Differences in oxygen uptake (VO2) relative to body mass between children and adults walking or running at a given speed might be the result of body size differences. In order to determine whether body size is the main factor affecting these differences in VO2 per kg, we investigated treadmill economy in 10 female adolescents (girls) and 10 women who were matched for body size. There were no significant differences between groups in anthropometrics, stride frequency, or VO2peak. Mean mass-specific VO2 was not significantly different during walking (girls: 12.3 ± 1.7 ml·kg-1·min-1; women: 10.9 ± 1.4 ml·kg-1·min-1) or running (girls: 30.5 ± 3.5 ml·kg-1·min-1; women: 29.0 ± 2.0 ml·kg-1·min-1). Body size appears to have the largest effect on oxygen cost differences usually seen between girls and women during locomotion.

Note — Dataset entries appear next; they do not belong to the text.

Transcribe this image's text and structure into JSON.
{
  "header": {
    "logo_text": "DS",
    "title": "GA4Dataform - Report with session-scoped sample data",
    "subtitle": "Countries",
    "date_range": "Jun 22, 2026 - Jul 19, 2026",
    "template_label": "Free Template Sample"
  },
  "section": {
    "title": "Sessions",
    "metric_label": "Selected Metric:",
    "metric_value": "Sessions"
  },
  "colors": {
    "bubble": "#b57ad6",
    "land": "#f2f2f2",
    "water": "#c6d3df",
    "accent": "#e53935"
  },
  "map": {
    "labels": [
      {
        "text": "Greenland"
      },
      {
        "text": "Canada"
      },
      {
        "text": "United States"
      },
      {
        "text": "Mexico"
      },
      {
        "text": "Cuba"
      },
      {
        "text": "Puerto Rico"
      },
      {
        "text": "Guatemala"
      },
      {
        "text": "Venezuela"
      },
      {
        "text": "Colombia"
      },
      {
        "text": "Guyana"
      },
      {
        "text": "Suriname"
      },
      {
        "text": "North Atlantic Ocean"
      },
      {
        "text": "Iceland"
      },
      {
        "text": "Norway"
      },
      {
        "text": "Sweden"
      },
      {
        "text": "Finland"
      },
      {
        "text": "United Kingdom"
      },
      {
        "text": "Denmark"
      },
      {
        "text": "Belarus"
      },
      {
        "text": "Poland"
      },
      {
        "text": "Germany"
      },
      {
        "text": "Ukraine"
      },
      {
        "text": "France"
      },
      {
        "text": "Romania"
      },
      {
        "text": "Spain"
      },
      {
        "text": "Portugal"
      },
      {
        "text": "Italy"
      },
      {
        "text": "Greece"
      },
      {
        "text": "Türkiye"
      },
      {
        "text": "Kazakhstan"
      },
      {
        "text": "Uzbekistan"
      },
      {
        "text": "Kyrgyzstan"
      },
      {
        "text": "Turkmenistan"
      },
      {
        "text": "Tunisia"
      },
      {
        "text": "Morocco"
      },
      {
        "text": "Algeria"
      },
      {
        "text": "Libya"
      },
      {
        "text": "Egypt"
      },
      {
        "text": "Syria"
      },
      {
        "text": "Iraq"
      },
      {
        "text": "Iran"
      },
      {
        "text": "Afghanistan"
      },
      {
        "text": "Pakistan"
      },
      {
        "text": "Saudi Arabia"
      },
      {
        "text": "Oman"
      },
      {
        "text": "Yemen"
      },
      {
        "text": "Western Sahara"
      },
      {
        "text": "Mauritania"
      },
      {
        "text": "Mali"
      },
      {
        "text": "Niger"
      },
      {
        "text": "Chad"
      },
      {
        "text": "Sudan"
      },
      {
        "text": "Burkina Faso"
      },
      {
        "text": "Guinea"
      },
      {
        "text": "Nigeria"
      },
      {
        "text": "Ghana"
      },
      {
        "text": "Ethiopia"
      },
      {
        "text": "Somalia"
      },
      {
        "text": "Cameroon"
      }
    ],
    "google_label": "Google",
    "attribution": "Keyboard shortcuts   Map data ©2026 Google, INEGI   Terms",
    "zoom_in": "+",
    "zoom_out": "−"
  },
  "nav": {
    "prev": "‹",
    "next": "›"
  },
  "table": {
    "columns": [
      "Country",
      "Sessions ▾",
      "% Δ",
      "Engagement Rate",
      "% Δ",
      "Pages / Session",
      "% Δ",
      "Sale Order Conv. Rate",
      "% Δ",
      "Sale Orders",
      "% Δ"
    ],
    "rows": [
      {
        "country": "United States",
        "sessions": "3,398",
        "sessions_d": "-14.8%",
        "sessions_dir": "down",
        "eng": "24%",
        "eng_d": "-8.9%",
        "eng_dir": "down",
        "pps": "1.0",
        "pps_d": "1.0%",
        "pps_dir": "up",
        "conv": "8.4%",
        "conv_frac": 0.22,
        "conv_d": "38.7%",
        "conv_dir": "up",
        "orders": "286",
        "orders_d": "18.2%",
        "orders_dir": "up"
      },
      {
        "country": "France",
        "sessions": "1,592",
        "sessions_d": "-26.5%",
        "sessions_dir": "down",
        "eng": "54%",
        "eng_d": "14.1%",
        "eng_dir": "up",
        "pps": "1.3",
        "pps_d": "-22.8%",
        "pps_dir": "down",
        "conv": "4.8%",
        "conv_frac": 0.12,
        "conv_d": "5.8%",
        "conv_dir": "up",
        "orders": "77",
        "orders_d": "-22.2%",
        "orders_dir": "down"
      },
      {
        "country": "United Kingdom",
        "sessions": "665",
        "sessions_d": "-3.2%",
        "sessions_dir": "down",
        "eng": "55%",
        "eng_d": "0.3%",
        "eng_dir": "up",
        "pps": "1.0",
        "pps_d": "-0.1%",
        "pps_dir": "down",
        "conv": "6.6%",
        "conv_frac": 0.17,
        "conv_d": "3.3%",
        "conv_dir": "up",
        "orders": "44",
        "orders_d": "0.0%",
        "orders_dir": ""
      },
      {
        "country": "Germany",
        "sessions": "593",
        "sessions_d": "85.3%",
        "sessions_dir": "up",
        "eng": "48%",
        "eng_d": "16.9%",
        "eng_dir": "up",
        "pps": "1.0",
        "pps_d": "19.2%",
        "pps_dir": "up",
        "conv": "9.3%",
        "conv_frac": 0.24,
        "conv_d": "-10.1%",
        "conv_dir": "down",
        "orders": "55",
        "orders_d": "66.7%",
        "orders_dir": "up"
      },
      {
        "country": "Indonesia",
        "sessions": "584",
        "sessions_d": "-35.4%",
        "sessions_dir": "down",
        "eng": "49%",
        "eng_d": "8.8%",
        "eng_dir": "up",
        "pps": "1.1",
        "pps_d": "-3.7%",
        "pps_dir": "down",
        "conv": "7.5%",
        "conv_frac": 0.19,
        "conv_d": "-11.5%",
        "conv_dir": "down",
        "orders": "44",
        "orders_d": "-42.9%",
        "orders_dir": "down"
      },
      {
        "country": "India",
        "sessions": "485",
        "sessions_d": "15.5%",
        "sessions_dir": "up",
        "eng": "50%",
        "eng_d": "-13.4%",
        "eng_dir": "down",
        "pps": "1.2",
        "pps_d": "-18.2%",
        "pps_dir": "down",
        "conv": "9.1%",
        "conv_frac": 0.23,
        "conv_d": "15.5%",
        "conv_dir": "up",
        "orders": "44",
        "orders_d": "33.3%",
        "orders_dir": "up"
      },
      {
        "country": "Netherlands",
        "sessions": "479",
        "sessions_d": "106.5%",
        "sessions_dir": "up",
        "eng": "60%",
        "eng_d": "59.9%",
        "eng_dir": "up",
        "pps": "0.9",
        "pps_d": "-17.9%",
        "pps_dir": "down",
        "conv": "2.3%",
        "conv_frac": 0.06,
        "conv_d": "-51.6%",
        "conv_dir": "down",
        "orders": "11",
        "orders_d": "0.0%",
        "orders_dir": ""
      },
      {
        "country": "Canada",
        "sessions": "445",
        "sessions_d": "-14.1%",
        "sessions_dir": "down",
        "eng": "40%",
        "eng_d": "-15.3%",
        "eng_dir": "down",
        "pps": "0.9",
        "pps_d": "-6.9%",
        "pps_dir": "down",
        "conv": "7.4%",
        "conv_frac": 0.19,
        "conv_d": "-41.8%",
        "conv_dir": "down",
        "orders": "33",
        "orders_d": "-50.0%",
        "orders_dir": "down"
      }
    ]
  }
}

Grossner is with the Physiology and Biophysics Department, Case Western Reserve University. Johnson is with the Pediatrics Department, Case Western Reserve University. Cabrera is with the Physiology and Biophysics Department and the Department of Pediatrics, Case Western Reserve University. In addition, the authors are all with and Pediatric Cardiology Department, Rainbow Babies and Children’s Hospital of University Hospitals, Cleveland, OH